§ **Assigned task**:
Track down each line below containing the string "this" and copy it.

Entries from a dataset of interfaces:
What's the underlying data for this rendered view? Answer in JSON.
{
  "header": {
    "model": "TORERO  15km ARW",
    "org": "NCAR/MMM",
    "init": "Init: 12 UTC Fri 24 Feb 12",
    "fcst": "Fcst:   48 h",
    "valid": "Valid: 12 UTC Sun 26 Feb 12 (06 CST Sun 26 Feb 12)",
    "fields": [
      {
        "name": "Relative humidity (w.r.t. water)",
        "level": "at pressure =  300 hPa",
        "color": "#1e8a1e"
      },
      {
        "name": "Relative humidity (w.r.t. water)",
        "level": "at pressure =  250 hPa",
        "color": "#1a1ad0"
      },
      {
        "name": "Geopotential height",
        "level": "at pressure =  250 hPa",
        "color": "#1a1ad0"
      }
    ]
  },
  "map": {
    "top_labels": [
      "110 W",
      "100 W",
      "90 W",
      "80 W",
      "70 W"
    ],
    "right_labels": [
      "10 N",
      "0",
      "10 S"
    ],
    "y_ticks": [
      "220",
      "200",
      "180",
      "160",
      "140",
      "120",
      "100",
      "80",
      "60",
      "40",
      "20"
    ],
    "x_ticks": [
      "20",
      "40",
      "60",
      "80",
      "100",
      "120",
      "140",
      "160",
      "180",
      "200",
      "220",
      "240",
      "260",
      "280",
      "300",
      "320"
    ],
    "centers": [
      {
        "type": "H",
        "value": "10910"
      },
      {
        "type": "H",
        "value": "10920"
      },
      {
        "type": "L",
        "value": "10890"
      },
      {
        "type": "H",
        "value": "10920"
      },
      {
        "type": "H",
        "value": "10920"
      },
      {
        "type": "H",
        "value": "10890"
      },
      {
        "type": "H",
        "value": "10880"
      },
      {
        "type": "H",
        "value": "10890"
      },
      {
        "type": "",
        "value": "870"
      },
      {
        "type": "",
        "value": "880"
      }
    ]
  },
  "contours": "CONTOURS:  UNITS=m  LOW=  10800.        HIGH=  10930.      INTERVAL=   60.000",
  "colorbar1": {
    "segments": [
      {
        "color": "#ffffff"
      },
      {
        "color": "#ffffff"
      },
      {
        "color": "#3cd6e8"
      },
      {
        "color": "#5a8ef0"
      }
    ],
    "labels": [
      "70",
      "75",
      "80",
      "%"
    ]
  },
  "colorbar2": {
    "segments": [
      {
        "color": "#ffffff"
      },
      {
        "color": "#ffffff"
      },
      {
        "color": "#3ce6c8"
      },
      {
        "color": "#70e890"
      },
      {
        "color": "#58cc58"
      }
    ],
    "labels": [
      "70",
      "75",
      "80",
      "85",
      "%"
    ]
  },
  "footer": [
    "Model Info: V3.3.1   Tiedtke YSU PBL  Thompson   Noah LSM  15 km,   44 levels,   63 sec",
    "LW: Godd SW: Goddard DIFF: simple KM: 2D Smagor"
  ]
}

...

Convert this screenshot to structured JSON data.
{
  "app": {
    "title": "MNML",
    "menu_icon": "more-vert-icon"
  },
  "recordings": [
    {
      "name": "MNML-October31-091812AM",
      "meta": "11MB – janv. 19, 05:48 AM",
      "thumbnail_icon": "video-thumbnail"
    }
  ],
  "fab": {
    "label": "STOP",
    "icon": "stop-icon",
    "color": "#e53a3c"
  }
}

§ **Task response**:
What's the underlying data for this rendered view? Answer in JSON.
Convert this screenshot to structured JSON data.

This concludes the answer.